The Twins have succeeded this season by virtue of both diminished expectations and actual results, making them hard to read but easy to enjoy as long as you can stop asking yourself every five minutes just how in the world they keep getting it done.
Their nine-game stretch against quality AL East opponents, circled for weeks as a time that we would learn a lot about this team, just finished.
Whether the baseline for success was “win one game out of nine,” the hilarious and perhaps tongue-in-cheek bar set by Patrick Reusse before the stretch started, or if you wanted to see quite a bit more than that, you got it. The Twins went 5-4 against the Jays, Yankees and Rays, knocking around some of the best pitchers in baseball in the process.
As Reusse and I talked about on Monday’s Daily Delivery podcast, it’s still possible to quibble with some of the details. But it’s hard to ignore the results of a 35-27 team that remains in first place in the AL Central.
The overall record and recent stretch becomes even more impressive when one considers the depth needed to pull it off.
While the Twins have certainly relied on top performers like Byron Buxton, Carlos Correa, Sonny Gray and Joe Ryan to carry the load at times, all four of those players — and plenty more — have been sidelined and/or ineffective for other parts of this season.
The play of “others” tends to go unnoticed. So here is a look at five unsung heroes who have been instrumental to the Twins’ success this season. Tap on their names for complete season and career statistics.:

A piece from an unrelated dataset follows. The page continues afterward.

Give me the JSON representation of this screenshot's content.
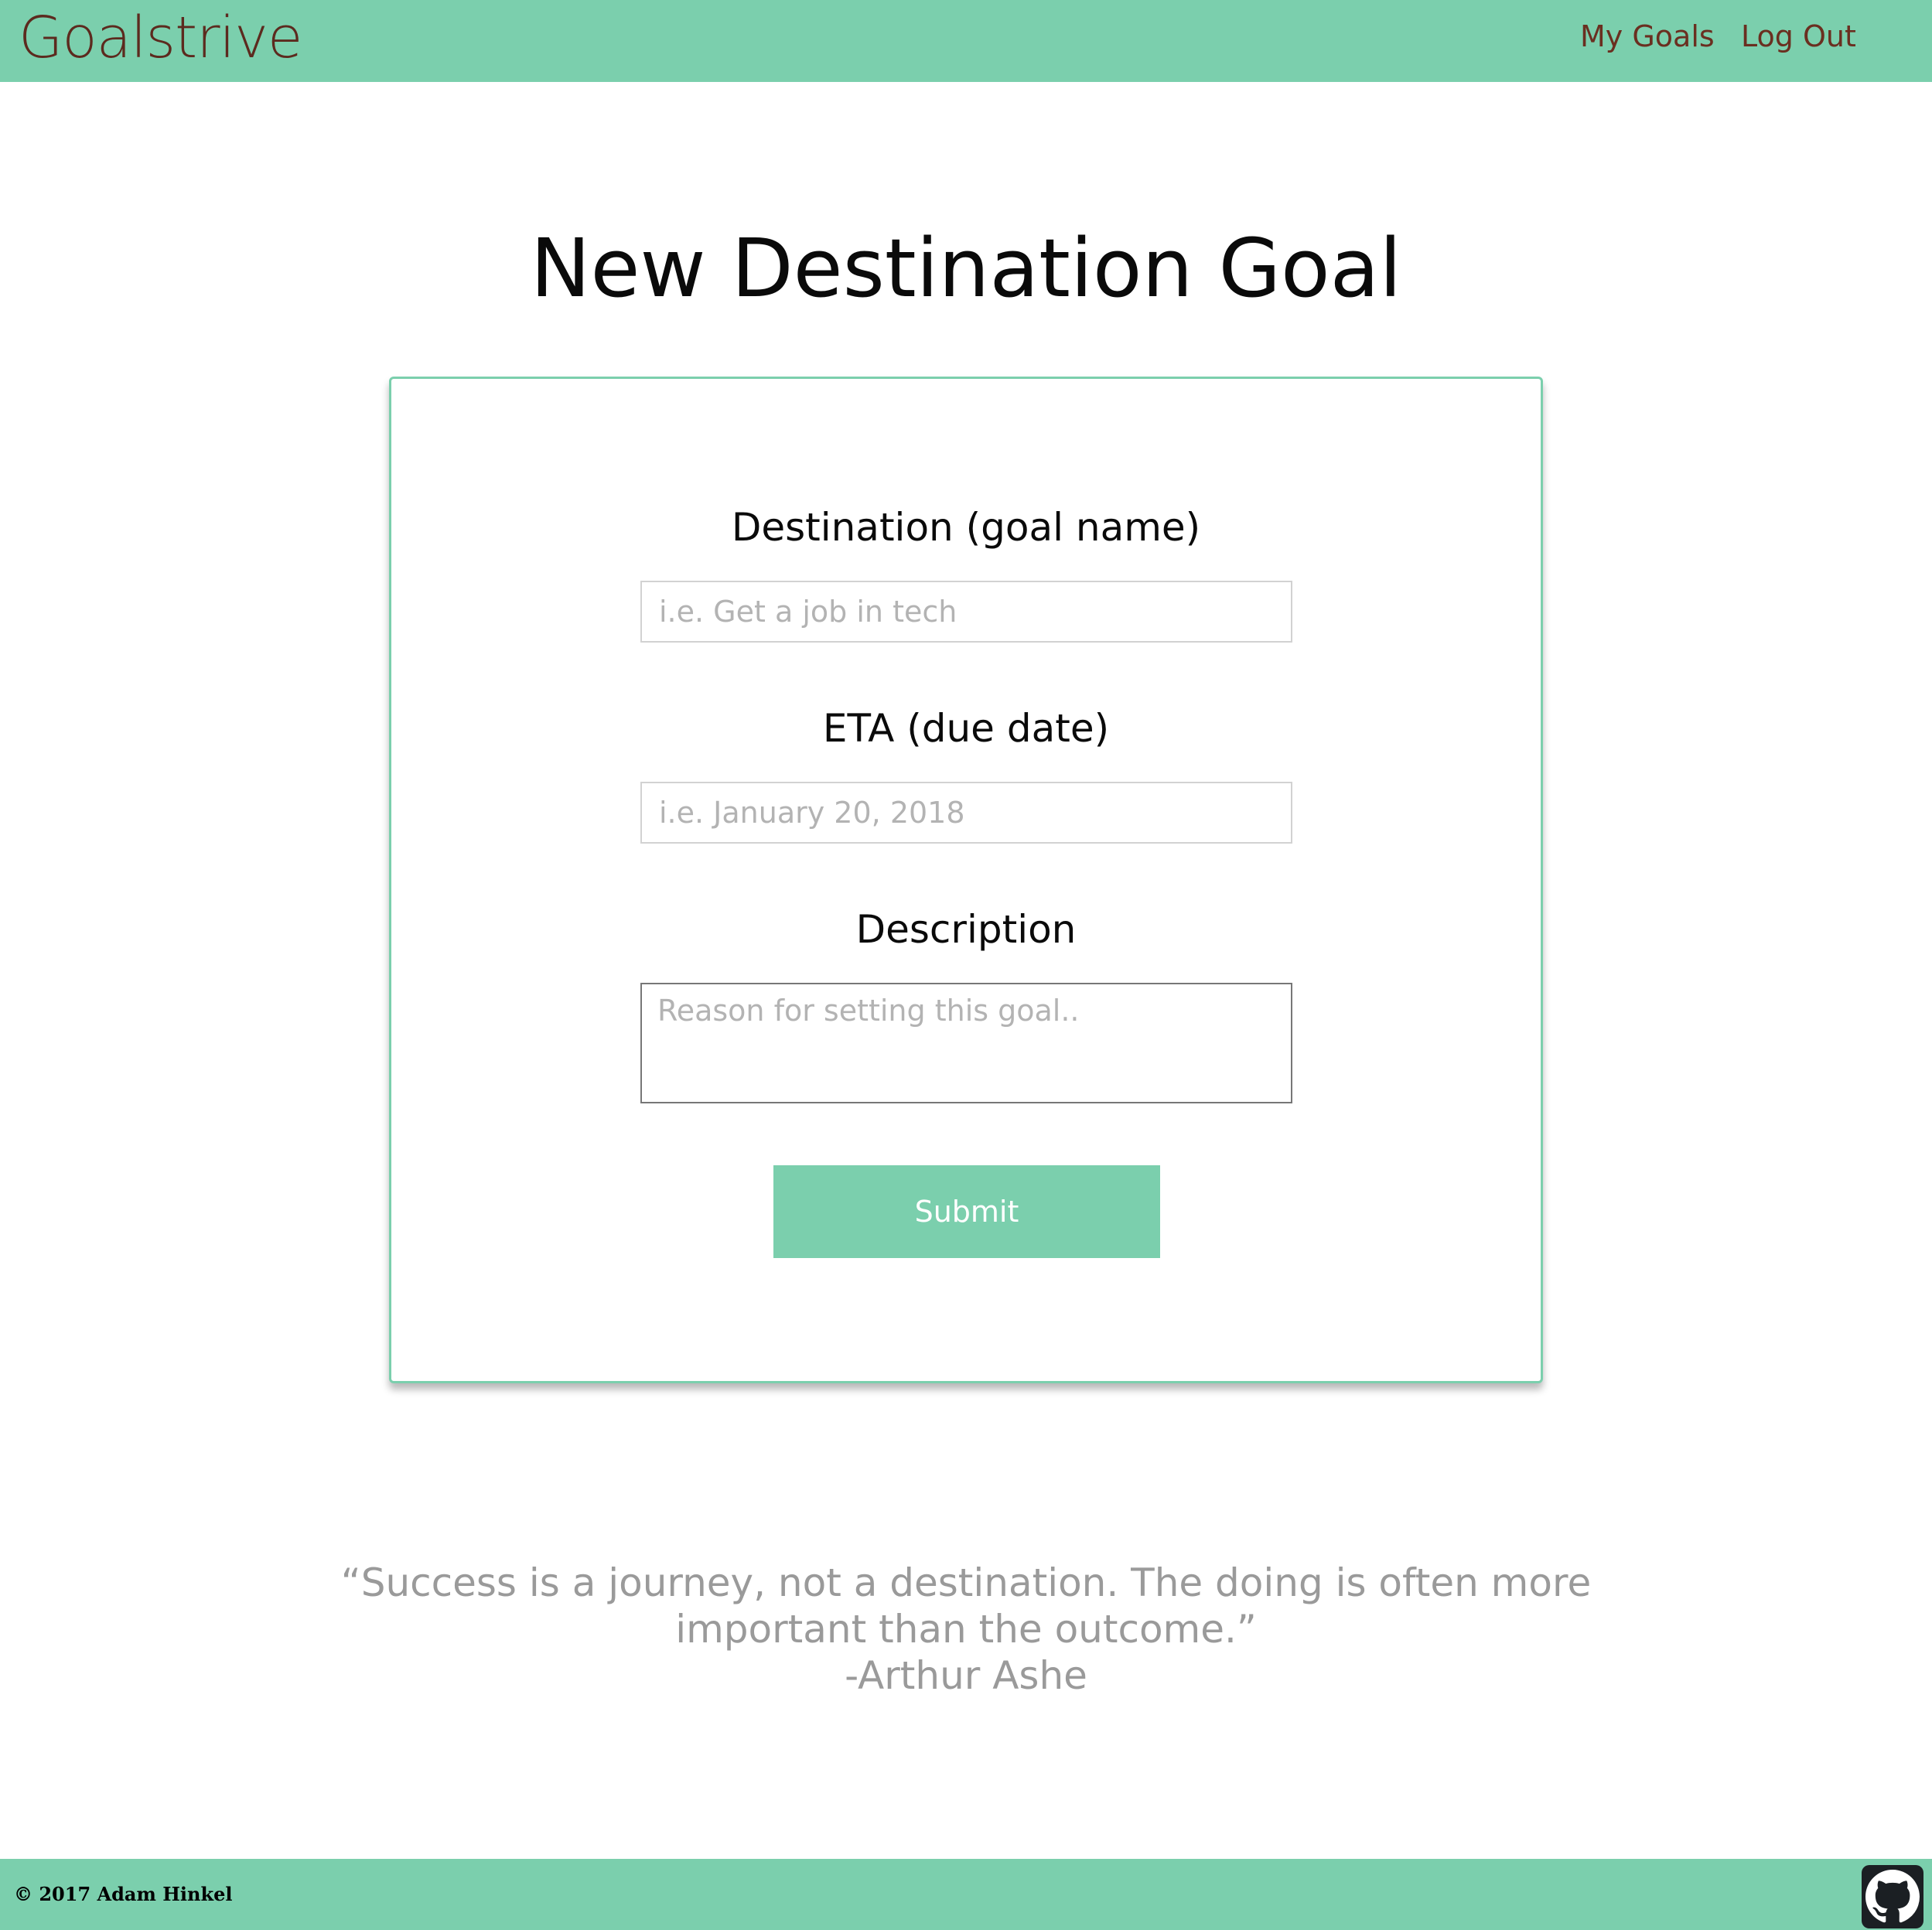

Devin Smeltzer: The lefty, who wasn’t in the rotation at the beginning of the year, started two of the Twins’ five wins during this recent stretch. Given that arguably the Twins’ top three starting pitchers at the start of the season — Sonny Gray, Joe Ryan and Bailey Ober — didn’t make a single start in the nine-game gauntlet because they are all injured, Smeltzer’s contributions have been vital. Overall, in six starts, he’s 3-0 with a 2.38 ERA.
Trevor Larnach: He’s been pretty much an every day player since returning from a groin injury May 22. Though his productivity has dipped a bit lately, he’s still more than holding his own with a .786 OPS.
Gio Urshela: He’s second on the team with 55 games played, is steady at third base and takes quality at bats. Whatever you think about “clutch” stats, it should be noted that Urshela has had several big hits and is batting .381 in “close and late” situations this season.
Griffin Jax: After being deployed as mainly a starting pitcher and allowing a ghastly 23 home runs in 82 innings last season as a rookie, Jax has been deployed out of the bullpen this year with much greater success. Knowing he will throw a limited number of pitches, Jax’s average fastball velocity is 95.1 this year compared to 92.6 last year. It’s helped him keep the ball in the park (three homers allowed in 29.1 innings over 19 appearances) while boosting his strikeout rate. Overall, Jax has a 2.76 ERA and the Twins are 16-3 when he has pitched this season.
Emilio Pagan: The right-handed reliever earned his reputation as an escape artist early in the year, surviving messy innings on very thin margins. But he’s been working much cleaner in his last 10 outings and pitched three scoreless innings over three appearances with five strikeouts in the Twins’ 5-4 stretch against the AL East.
With Chris Paddack out for the season, it’s imperative the Twins get value from Pagan to keep the Taylor Rogers trade from looking like a disaster.
Honorable mention: Rocco Baldelli. The Twins manager can be polarizing because of the way he deploys pitchers and rests players, but the results are in his favor. The Twins have won the AL Central in two of his three seasons at the helm, and they are leading it again this year even with all the roster attrition.